Salt Spring is an island in the Strait of Georgia across from Vancouver in British Columbia. I arrived there on August 23, fresh off the ferry. If I’d had my wits about me I might have told my kind hostess that “I am well in body although considerable rumpled up in spirit, thank you ma’am,” like a certain red-headed Canadian. Instead, I stumbled up the steep path toward my AirBnB cottage.
A week later, I took stock of what I did on my summer vacation: Hike. Sleep. Eat (and well at that). READ.
I read on the porch of the >>>Read more<<<
“Dirty” books. “Trashy” novels. “Fluffy” ways to spend your time.
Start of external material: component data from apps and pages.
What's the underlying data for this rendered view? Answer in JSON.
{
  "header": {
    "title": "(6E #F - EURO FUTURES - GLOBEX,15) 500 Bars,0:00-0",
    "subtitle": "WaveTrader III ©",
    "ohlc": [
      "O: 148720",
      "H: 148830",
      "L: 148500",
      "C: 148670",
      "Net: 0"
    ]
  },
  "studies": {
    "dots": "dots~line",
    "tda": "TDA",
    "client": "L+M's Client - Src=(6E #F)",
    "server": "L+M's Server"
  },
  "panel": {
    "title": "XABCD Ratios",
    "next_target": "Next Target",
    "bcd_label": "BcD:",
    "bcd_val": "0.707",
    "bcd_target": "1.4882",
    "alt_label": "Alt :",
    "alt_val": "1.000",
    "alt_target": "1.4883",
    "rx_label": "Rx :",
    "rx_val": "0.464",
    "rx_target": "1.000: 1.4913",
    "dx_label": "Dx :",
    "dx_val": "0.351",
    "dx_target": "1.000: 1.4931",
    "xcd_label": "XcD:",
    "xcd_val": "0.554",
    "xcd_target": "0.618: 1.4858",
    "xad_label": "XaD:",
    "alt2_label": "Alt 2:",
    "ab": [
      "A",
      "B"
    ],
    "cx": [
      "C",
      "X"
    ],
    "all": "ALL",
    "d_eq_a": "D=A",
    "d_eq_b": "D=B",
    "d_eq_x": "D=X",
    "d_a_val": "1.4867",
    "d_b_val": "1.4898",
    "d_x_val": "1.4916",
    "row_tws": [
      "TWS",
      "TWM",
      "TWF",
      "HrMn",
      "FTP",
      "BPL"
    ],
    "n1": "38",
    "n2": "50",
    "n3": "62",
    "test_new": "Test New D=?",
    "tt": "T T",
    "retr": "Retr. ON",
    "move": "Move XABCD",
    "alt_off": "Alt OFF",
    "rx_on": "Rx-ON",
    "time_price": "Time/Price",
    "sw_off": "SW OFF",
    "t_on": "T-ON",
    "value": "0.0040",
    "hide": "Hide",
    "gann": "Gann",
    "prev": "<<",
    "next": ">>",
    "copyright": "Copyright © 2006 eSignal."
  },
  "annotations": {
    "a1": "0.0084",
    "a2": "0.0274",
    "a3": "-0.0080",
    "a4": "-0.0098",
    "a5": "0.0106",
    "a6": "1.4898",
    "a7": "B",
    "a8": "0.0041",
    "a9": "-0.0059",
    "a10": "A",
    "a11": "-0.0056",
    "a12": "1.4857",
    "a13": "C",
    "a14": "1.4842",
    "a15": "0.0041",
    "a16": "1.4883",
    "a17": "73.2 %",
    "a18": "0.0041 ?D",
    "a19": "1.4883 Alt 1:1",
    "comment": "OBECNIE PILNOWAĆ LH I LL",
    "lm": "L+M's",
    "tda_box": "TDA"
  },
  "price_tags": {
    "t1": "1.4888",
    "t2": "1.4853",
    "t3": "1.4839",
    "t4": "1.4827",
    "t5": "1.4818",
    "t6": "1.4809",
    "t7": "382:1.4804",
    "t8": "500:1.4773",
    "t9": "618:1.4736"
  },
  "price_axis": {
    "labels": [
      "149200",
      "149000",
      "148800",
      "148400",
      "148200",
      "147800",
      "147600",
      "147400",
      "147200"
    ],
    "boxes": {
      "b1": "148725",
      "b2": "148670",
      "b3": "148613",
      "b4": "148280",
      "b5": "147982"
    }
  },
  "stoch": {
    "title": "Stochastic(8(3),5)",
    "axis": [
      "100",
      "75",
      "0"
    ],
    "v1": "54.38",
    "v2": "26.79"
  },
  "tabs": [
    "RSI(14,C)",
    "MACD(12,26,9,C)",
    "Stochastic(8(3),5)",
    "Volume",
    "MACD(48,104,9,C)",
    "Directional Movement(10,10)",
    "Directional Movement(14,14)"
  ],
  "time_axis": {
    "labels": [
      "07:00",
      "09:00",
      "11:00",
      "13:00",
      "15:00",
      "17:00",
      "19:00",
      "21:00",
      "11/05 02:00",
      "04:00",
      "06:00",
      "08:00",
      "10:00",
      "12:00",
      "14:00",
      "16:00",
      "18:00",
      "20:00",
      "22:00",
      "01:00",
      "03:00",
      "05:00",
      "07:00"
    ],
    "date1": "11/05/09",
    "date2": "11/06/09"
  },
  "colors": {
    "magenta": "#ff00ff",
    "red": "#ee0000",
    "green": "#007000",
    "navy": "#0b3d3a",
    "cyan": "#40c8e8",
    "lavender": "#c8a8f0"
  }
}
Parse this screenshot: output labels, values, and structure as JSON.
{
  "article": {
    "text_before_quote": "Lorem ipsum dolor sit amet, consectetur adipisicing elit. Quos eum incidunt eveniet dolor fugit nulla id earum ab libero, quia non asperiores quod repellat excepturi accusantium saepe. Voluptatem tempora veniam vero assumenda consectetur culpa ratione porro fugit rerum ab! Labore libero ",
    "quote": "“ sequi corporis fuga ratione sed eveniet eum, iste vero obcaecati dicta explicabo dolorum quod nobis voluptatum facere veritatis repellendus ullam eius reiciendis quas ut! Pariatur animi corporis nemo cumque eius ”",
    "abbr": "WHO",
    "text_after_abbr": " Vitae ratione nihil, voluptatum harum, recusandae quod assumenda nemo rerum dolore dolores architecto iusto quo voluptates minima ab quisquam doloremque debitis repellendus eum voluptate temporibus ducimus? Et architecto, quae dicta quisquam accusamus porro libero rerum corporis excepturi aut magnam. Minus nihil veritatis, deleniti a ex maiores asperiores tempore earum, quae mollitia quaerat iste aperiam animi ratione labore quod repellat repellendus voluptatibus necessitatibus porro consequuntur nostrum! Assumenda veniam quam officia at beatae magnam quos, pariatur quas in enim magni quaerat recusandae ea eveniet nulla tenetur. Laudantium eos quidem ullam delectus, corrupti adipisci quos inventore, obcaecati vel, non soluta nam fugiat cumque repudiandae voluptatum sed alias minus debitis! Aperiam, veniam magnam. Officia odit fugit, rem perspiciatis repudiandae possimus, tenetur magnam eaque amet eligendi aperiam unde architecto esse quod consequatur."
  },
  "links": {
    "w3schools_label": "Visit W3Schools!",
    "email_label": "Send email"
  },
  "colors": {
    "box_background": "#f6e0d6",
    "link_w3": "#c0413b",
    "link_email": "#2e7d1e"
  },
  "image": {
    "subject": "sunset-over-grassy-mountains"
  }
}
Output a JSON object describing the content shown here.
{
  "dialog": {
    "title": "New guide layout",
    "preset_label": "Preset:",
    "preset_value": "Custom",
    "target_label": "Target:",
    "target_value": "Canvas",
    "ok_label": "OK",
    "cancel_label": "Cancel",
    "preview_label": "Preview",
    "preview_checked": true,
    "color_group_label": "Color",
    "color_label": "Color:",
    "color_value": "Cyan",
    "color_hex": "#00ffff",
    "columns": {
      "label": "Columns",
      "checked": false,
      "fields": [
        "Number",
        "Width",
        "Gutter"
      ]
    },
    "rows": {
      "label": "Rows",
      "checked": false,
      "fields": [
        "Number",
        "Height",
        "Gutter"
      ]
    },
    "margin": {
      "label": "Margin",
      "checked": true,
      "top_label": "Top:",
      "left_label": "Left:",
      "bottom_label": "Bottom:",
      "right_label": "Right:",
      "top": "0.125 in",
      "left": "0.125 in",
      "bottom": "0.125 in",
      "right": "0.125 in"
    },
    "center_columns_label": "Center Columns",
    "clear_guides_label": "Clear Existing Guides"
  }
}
The more I get into this crazy world of being an author (and an author with a loudly-announced love of classic books), the more book shame I see all around me.
There seems to be a barely-articulated expectation that as a published author I decry all books that can’t be classified as Serious Novels (notwithstanding the fact that lots of women’s fiction is not seen as “serious” in their eyes). Even worse, there seems to be an expectation from both genders that women should be ashamed of their reading. Add >>>Read more<<<
One of the coolest parts of the publication journey has been meeting other writers. We get along quite well, other writers and I. We like to complain and kvetch and giggle and support, and we’re bound by a mutual love of reading and books and a mutual compulsion to produce words. Occasionally it strikes me that I really am the luckiest author ever. I live in a great place for supportive writers, and I know a huge number of them. And in recent weeks, a few dear ones have had amazing and well-deserved successes.
It should come as no surprise that reading is a huge part of my writing process. I’m a compulsive reader, so any word that comes around my eyes will get read at some point. What surprises me is the breadth of work that helps me through my own writing. I tend to approach nonfiction like fiction and vice-versa.
Though some complain that reading like a writer is exhausting or depressing, I find it particularly pleasurable. What’s the voice? How is the story told? What details catch the writer’s attention and which are jettisoned? What about subject matter…what brings the author >>>Read more<<<